In your copy, include every record exactly and no pictures.
++++ Data listing
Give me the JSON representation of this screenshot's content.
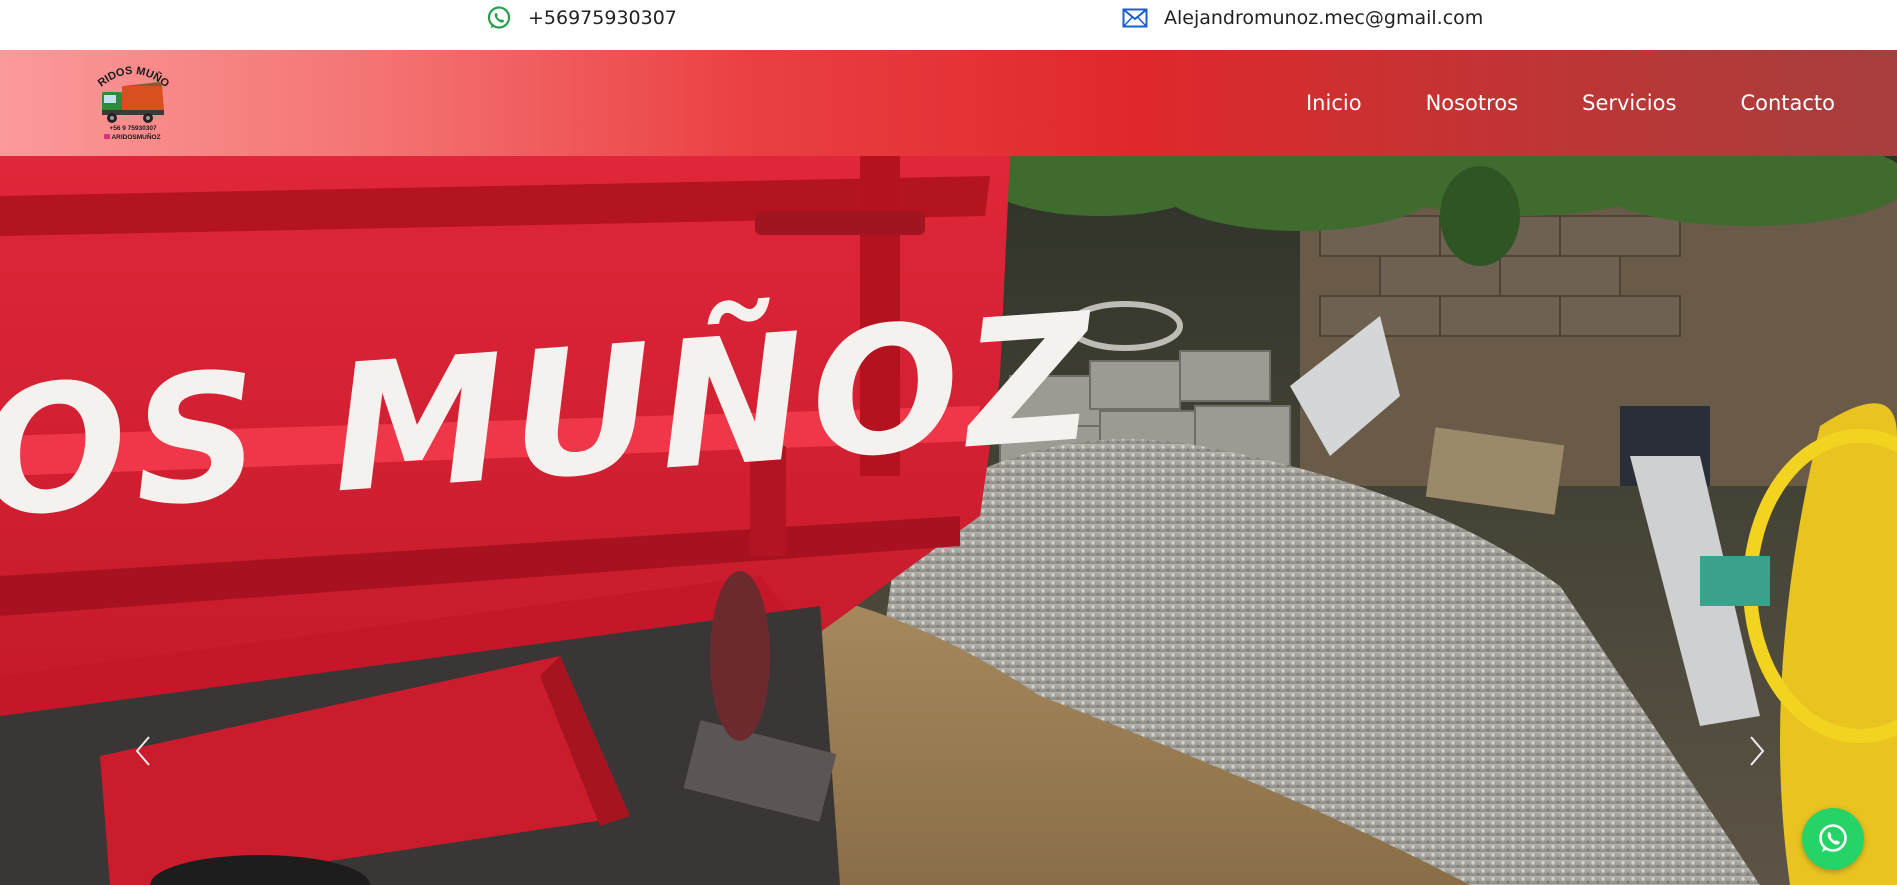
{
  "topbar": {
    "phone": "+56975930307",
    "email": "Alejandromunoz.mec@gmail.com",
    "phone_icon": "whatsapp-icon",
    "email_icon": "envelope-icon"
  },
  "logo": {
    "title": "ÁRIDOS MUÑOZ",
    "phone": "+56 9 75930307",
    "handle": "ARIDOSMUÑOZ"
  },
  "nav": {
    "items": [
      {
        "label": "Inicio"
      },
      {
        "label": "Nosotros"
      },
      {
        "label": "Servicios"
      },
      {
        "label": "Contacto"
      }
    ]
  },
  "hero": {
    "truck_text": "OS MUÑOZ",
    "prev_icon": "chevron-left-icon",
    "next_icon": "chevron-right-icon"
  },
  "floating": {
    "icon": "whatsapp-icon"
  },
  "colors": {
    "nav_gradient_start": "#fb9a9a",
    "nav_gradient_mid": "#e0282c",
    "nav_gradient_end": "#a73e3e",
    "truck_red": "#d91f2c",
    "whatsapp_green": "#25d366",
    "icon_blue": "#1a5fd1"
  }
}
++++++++
Solution to this exercise -
Give me the JSON representation of this screenshot's content.
{
  "topbar": {
    "phone": "+56975930307",
    "email": "Alejandromunoz.mec@gmail.com",
    "phone_icon": "whatsapp-icon",
    "email_icon": "envelope-icon"
  },
  "logo": {
    "title": "ÁRIDOS MUÑOZ",
    "phone": "+56 9 75930307",
    "handle": "ARIDOSMUÑOZ"
  },
  "nav": {
    "items": [
      {
        "label": "Inicio"
      },
      {
        "label": "Nosotros"
      },
      {
        "label": "Servicios"
      },
      {
        "label": "Contacto"
      }
    ]
  },
  "hero": {
    "truck_text": "OS MUÑOZ",
    "prev_icon": "chevron-left-icon",
    "next_icon": "chevron-right-icon"
  },
  "floating": {
    "icon": "whatsapp-icon"
  },
  "colors": {
    "nav_gradient_start": "#fb9a9a",
    "nav_gradient_mid": "#e0282c",
    "nav_gradient_end": "#a73e3e",
    "truck_red": "#d91f2c",
    "whatsapp_green": "#25d366",
    "icon_blue": "#1a5fd1"
  }
}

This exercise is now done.